The lines wanted are those in the data below that include "Bengtsson".

(Element data from apps and pages)
▼▼▼
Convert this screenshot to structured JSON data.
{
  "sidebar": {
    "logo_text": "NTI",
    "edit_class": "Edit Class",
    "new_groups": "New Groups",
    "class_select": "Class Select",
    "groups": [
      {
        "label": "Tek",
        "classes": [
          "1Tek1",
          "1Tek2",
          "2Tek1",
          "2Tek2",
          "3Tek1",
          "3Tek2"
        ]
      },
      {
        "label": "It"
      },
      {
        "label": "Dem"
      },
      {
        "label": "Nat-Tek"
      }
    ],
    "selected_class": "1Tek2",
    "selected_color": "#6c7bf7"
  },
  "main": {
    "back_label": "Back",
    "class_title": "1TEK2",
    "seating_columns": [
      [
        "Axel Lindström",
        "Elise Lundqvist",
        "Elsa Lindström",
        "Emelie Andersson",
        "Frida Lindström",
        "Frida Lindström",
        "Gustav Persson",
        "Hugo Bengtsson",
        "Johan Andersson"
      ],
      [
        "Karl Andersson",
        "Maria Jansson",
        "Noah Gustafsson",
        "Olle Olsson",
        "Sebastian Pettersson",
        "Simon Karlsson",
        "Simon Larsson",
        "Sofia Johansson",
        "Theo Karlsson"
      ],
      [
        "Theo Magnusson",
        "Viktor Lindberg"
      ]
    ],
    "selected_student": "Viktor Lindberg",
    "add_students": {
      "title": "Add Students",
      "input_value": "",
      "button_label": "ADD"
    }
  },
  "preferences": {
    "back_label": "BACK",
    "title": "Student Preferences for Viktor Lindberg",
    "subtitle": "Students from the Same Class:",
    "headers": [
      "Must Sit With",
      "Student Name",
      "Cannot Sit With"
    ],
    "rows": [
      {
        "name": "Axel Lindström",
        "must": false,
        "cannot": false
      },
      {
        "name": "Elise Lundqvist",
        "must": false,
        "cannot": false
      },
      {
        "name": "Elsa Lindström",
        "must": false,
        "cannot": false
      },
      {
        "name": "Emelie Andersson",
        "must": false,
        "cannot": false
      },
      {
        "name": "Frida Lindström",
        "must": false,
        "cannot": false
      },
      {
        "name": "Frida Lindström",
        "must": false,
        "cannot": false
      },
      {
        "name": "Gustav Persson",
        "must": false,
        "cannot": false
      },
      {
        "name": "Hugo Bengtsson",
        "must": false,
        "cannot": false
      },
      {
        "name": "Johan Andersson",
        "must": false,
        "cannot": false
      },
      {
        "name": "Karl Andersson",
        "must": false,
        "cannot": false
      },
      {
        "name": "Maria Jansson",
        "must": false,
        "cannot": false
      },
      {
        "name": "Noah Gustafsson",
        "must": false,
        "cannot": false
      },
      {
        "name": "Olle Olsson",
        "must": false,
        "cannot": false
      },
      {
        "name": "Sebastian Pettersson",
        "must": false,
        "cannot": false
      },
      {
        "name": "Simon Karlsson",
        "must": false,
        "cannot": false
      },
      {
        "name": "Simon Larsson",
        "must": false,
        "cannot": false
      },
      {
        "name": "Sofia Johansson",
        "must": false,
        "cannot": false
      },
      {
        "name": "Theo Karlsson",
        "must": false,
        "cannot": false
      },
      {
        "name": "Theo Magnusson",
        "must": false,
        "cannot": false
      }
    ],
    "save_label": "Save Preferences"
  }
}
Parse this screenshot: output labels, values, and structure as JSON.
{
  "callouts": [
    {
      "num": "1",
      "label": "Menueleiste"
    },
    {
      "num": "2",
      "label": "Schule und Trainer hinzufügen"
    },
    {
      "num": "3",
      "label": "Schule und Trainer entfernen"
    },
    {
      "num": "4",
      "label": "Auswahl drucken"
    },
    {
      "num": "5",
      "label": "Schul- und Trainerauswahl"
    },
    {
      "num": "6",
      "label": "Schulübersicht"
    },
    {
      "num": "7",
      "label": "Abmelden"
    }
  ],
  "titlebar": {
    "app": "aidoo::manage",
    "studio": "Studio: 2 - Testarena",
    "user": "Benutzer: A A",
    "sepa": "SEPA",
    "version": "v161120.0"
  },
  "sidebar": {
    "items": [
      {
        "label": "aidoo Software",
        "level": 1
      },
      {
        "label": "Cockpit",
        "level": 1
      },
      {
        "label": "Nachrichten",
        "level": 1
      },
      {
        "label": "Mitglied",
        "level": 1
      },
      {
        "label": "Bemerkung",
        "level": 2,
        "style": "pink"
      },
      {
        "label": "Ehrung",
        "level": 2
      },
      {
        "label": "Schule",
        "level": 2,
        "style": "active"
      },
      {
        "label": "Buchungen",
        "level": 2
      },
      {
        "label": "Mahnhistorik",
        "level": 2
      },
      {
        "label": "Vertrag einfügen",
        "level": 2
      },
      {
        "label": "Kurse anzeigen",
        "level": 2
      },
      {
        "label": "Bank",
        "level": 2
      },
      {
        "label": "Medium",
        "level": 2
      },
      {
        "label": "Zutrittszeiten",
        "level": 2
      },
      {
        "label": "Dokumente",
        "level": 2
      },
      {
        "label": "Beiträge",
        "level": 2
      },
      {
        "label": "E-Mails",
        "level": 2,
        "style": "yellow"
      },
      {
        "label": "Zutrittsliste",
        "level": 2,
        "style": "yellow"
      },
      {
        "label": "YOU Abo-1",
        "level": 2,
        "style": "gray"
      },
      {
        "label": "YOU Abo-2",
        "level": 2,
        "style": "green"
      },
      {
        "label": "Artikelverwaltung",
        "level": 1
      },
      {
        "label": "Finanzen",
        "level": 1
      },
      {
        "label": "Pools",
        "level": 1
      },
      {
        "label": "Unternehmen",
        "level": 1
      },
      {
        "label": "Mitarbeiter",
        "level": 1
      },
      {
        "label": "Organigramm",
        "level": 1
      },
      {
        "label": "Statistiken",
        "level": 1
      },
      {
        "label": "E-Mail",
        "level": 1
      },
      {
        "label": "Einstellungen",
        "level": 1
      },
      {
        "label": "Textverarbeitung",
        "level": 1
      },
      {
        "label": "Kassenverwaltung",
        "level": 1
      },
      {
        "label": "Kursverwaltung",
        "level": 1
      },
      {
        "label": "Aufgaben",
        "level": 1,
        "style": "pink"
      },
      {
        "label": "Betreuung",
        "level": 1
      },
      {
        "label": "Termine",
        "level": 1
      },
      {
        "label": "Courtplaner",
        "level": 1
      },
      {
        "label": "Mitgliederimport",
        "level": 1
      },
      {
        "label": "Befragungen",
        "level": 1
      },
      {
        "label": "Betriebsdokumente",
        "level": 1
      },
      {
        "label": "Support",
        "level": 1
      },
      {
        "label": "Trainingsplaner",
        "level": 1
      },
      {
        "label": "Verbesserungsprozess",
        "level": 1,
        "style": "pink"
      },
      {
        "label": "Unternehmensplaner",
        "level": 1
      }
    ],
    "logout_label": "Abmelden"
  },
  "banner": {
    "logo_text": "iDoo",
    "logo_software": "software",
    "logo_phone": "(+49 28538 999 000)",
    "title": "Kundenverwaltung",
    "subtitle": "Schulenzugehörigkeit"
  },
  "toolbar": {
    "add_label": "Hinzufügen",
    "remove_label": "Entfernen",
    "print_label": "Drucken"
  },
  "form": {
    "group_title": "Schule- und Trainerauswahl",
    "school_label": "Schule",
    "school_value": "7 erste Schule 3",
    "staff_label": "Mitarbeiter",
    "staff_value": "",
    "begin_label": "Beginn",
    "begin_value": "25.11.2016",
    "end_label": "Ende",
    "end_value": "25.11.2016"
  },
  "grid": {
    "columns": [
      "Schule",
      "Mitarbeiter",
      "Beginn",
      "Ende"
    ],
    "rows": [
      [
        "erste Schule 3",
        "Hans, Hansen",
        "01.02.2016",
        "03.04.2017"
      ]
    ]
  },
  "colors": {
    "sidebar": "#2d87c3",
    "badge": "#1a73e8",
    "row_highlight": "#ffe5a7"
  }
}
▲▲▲
- **Task answer**
        "Hugo Bengtsson",
        "name": "Hugo Bengtsson",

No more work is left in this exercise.